- [Your task]:
This task calls for copying every line of the records that includes the word "icon".

- [Records supplied]:

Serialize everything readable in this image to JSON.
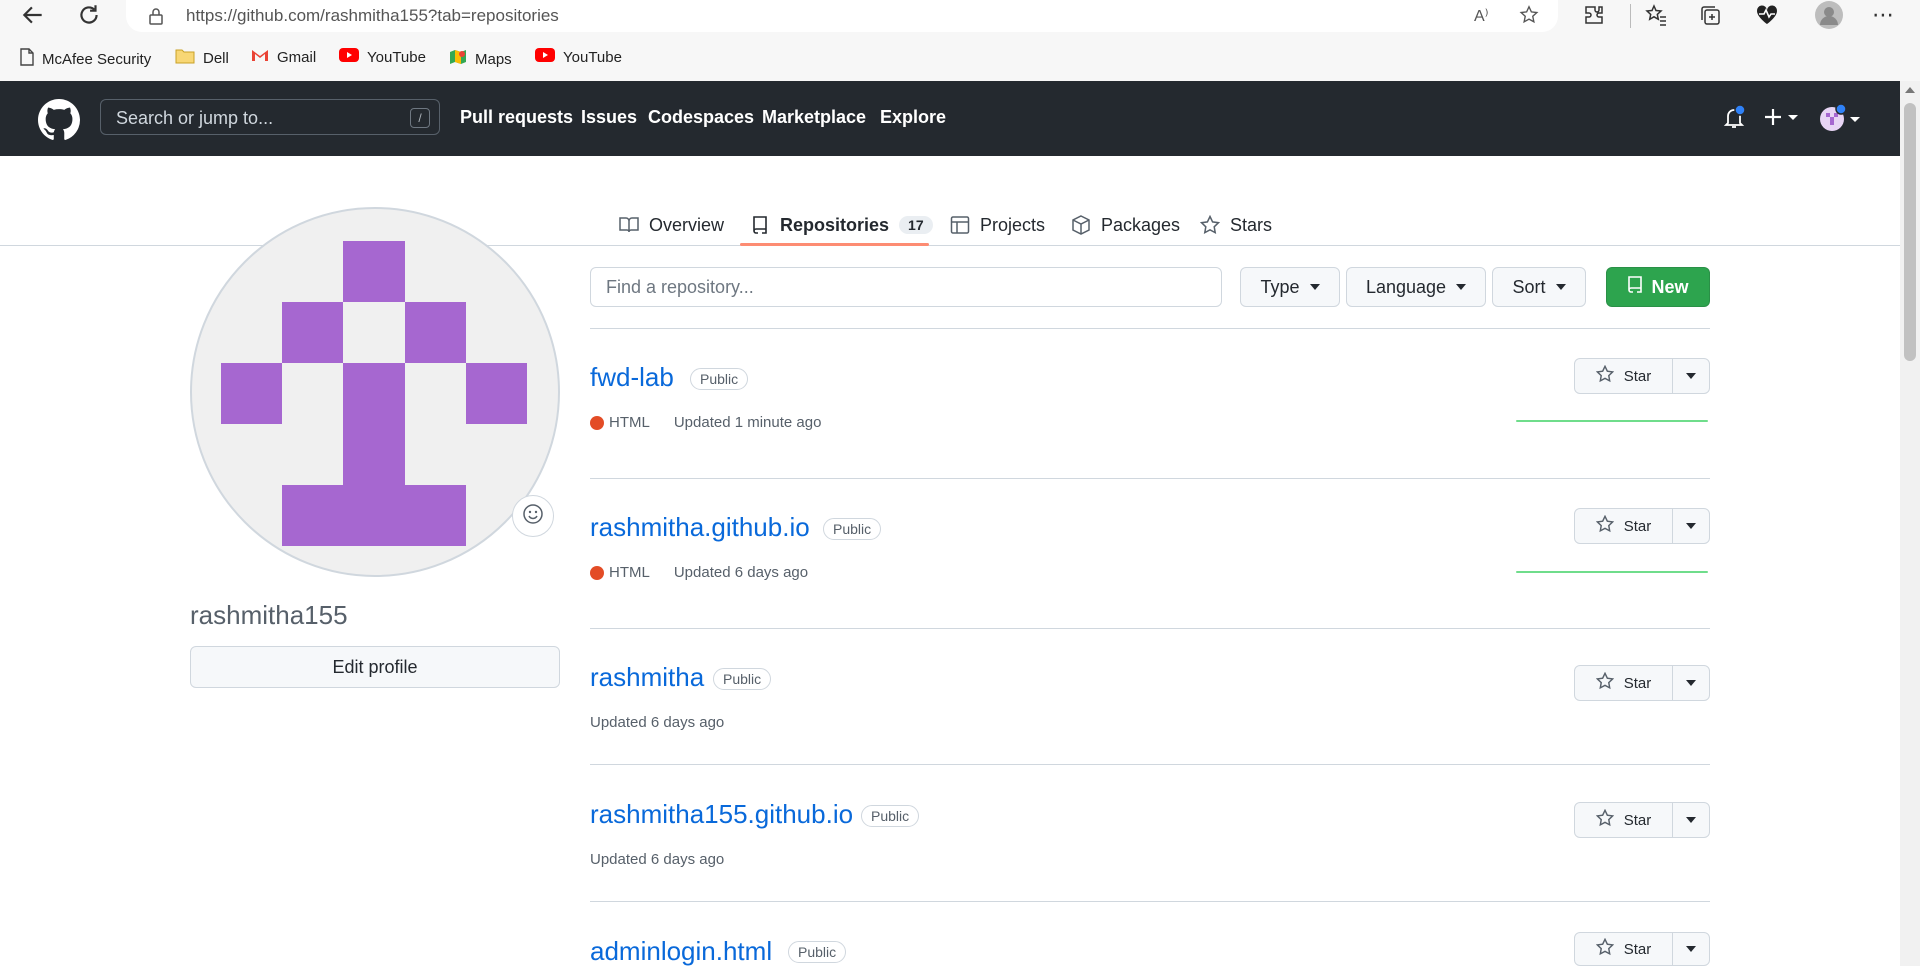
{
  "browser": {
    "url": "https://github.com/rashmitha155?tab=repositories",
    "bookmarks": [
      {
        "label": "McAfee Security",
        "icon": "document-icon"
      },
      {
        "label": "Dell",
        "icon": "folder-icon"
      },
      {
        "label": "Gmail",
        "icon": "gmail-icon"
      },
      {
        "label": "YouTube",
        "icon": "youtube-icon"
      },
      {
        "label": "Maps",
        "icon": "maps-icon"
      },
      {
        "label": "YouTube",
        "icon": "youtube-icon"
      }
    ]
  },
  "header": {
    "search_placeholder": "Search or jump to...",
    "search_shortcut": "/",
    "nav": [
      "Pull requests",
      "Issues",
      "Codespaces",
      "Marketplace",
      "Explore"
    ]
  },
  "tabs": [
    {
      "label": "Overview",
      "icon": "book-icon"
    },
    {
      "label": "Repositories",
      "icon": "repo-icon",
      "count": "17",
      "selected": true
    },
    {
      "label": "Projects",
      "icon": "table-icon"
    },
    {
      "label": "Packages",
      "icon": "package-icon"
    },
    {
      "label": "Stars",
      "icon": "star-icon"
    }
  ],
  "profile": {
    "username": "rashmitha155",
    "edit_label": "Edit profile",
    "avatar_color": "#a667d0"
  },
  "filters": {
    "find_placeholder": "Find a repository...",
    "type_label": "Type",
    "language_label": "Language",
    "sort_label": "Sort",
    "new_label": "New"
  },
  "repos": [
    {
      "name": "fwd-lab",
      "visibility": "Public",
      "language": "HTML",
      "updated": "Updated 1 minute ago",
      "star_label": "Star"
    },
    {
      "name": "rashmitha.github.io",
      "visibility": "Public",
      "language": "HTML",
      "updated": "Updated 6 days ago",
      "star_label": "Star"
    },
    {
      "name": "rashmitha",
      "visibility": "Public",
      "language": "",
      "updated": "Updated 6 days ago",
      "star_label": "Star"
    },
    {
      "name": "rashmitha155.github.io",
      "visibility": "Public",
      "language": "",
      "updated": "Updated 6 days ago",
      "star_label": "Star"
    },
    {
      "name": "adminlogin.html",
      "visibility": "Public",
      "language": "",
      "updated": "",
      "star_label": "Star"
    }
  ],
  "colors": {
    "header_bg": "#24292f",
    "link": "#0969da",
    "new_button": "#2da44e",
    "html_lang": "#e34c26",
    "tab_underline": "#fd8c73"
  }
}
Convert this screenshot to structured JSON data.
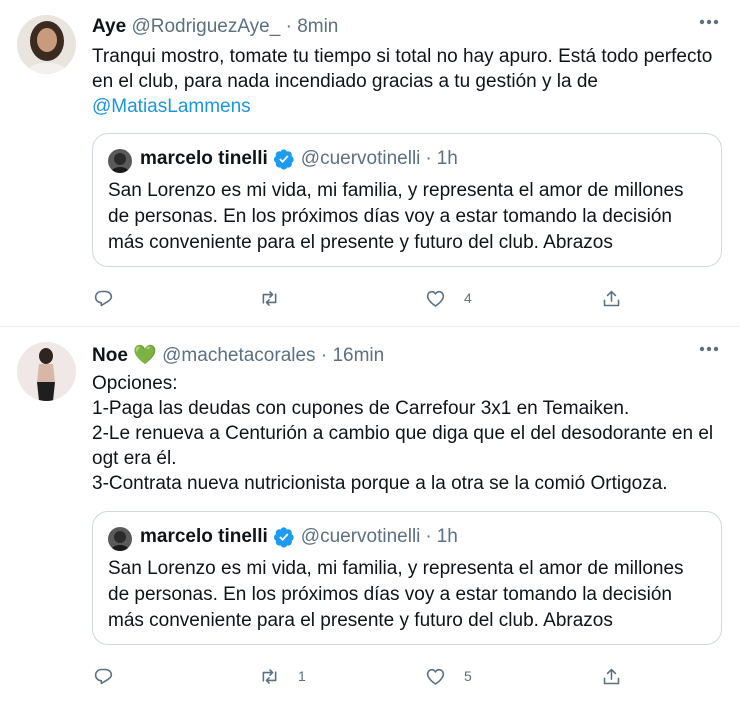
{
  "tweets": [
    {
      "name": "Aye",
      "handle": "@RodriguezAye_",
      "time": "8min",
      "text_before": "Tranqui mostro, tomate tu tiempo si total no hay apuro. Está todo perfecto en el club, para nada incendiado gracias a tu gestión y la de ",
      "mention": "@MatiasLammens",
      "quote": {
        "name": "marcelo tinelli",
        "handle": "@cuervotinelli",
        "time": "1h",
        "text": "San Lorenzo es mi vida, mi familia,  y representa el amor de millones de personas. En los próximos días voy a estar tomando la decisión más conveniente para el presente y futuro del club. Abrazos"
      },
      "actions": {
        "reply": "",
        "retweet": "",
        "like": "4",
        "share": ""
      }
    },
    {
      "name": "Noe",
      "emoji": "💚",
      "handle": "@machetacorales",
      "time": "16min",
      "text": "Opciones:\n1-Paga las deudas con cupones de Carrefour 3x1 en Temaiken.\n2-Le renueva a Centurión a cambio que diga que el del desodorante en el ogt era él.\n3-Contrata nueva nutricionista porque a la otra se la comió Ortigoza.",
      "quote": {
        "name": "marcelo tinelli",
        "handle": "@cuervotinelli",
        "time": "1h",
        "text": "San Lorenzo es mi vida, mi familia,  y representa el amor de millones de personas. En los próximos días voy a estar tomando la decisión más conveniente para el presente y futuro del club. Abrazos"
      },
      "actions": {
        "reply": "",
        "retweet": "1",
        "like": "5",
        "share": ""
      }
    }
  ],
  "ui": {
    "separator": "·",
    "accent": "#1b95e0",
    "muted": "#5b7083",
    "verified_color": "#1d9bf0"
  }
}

- [Exercise solution]:
        "icon": "document-icon"
        "icon": "folder-icon"
        "icon": "gmail-icon"
        "icon": "youtube-icon"
        "icon": "maps-icon"
        "icon": "youtube-icon"
      "icon": "book-icon"
      "icon": "repo-icon",
      "icon": "table-icon"
      "icon": "package-icon"
      "icon": "star-icon"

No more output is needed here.